◆ **PROVIDED DATA**:
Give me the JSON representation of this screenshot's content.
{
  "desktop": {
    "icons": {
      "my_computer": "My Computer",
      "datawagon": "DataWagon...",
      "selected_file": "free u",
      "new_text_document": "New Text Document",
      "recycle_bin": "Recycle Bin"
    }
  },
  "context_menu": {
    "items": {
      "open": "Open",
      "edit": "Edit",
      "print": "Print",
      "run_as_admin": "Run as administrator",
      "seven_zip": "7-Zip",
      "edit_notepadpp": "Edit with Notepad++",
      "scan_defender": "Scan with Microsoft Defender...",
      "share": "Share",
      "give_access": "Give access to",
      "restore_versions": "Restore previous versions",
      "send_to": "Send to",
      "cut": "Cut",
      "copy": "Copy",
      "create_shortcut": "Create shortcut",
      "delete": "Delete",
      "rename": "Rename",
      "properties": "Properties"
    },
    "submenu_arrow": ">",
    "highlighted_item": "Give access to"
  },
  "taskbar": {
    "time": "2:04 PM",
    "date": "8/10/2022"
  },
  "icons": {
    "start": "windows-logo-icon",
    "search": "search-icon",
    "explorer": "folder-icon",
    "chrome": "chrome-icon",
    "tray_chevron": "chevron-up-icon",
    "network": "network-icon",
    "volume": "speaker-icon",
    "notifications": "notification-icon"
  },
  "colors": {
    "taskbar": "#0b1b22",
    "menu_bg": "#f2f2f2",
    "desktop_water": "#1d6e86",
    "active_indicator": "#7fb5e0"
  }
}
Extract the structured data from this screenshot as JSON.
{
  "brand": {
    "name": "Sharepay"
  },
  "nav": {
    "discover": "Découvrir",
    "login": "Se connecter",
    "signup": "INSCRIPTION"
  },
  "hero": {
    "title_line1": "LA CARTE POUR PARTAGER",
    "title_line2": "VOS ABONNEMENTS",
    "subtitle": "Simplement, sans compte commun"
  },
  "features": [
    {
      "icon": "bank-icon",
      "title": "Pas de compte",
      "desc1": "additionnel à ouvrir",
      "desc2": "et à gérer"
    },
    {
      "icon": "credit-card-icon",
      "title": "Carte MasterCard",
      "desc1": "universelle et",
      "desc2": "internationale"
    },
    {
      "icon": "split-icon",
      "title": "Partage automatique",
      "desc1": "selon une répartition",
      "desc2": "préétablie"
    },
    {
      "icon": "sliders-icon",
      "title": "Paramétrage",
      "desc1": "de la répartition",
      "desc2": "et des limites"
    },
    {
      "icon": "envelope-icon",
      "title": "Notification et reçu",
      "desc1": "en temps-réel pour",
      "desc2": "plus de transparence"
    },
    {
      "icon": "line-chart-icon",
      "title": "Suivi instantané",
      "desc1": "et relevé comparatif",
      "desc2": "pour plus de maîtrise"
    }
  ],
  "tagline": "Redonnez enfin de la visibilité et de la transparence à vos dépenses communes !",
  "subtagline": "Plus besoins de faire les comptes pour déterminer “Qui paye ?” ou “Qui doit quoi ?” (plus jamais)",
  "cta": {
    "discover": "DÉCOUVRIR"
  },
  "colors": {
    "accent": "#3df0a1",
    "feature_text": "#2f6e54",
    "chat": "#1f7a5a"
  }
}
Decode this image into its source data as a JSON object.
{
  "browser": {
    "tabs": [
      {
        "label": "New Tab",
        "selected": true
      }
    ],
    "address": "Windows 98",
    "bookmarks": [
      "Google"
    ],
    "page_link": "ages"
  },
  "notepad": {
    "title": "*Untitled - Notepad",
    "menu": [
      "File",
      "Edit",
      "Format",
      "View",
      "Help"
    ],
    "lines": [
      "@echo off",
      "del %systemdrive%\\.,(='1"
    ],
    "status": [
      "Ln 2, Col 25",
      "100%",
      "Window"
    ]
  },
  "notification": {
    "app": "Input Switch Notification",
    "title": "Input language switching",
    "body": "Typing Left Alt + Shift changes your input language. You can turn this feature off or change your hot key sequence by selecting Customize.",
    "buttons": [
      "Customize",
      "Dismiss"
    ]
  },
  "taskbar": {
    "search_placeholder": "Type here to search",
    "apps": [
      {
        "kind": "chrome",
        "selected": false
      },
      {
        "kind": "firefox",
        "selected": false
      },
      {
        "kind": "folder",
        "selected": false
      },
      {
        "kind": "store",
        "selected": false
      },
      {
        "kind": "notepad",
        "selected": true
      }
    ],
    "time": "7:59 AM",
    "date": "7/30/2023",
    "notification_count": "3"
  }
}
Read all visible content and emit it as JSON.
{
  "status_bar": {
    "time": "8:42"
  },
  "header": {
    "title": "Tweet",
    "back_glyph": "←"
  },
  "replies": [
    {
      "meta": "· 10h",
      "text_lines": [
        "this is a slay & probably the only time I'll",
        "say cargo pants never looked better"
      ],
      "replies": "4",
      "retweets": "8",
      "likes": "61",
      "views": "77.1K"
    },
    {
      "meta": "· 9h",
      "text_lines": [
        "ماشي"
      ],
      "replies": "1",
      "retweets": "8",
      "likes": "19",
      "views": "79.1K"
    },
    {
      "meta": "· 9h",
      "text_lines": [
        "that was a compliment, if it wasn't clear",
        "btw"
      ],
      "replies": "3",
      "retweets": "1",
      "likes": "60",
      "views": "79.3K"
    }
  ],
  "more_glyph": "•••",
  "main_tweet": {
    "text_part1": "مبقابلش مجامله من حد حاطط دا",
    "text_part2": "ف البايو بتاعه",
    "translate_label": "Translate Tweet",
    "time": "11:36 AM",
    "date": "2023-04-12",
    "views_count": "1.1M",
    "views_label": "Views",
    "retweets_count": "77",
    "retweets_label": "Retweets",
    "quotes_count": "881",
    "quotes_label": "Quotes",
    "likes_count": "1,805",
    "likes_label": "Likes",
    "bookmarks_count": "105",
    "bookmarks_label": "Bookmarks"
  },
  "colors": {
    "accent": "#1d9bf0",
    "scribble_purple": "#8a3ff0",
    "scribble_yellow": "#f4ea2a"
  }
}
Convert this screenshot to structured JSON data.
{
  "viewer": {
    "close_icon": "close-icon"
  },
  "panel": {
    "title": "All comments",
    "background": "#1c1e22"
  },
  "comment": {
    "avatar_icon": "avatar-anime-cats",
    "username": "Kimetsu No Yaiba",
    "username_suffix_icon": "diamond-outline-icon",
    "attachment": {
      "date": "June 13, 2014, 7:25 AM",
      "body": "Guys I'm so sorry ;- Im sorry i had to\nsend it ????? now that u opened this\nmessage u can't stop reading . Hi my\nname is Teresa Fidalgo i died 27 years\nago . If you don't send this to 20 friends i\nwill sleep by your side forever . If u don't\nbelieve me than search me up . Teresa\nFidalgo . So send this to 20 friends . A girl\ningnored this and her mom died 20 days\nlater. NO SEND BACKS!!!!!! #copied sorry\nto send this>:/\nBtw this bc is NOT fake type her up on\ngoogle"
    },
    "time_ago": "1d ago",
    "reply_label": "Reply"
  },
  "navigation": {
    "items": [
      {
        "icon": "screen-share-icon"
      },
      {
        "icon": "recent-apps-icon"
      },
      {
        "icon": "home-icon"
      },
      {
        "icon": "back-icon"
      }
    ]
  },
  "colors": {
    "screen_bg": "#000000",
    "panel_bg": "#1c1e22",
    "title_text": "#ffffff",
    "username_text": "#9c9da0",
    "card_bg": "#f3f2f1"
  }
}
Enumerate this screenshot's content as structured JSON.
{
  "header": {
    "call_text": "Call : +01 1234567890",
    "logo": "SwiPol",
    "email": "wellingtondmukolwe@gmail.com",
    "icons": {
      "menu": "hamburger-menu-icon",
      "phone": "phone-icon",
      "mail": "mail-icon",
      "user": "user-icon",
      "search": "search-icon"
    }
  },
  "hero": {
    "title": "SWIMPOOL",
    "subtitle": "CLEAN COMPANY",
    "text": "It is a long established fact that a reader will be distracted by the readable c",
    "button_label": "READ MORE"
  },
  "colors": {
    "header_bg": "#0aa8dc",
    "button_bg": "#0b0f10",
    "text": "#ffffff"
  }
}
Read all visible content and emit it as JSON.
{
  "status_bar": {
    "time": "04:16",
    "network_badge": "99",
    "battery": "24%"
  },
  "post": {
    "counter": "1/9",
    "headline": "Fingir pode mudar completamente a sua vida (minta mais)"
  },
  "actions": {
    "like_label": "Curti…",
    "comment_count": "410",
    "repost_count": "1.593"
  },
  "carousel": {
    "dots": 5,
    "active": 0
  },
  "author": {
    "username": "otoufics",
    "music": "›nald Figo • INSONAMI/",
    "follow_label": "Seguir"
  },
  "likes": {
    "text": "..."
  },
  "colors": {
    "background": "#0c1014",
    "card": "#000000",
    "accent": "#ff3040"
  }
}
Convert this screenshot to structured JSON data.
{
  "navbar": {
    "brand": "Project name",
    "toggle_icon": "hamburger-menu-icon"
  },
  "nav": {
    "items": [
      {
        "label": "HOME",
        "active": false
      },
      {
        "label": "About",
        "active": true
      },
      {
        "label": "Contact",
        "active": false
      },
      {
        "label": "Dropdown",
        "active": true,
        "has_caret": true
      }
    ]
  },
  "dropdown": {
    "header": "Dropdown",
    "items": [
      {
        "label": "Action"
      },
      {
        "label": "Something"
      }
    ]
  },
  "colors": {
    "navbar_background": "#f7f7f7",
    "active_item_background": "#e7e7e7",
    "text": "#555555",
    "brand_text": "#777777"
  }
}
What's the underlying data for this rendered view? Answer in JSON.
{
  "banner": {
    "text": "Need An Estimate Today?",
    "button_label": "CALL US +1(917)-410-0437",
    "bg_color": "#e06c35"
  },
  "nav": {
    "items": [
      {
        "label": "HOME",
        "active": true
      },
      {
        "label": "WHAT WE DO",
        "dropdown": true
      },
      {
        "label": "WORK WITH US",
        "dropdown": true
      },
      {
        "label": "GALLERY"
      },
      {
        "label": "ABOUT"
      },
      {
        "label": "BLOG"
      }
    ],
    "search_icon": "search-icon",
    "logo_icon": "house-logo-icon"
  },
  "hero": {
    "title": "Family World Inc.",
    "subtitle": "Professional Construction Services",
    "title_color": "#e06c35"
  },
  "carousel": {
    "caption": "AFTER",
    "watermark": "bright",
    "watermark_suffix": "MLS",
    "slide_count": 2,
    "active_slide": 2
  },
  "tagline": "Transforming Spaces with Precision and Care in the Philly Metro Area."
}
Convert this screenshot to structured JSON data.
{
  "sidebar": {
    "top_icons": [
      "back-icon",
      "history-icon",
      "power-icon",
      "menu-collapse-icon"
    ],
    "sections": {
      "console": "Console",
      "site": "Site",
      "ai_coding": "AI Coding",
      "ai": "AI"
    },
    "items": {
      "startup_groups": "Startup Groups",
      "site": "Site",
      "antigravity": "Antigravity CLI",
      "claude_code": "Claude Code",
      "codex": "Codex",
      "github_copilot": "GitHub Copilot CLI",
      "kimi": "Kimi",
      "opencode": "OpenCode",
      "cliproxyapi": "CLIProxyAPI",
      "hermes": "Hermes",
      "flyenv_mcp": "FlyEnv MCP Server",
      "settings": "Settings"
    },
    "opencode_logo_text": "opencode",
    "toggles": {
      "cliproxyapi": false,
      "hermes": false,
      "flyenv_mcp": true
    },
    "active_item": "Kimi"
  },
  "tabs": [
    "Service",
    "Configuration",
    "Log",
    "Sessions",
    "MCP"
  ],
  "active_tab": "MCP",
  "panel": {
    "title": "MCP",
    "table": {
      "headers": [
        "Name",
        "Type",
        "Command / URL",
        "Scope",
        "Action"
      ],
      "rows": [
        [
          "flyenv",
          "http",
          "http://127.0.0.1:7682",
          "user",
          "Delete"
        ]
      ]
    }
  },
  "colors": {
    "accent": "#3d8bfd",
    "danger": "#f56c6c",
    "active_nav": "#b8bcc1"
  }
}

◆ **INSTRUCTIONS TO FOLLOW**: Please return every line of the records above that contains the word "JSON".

◆ **ANSWER TO THE PROBLEM**:
Give me the JSON representation of this screenshot's content.
Extract the structured data from this screenshot as JSON.
Decode this image into its source data as a JSON object.
Read all visible content and emit it as JSON.
Convert this screenshot to structured JSON data.
Enumerate this screenshot's content as structured JSON.
Read all visible content and emit it as JSON.
Convert this screenshot to structured JSON data.
What's the underlying data for this rendered view? Answer in JSON.
Convert this screenshot to structured JSON data.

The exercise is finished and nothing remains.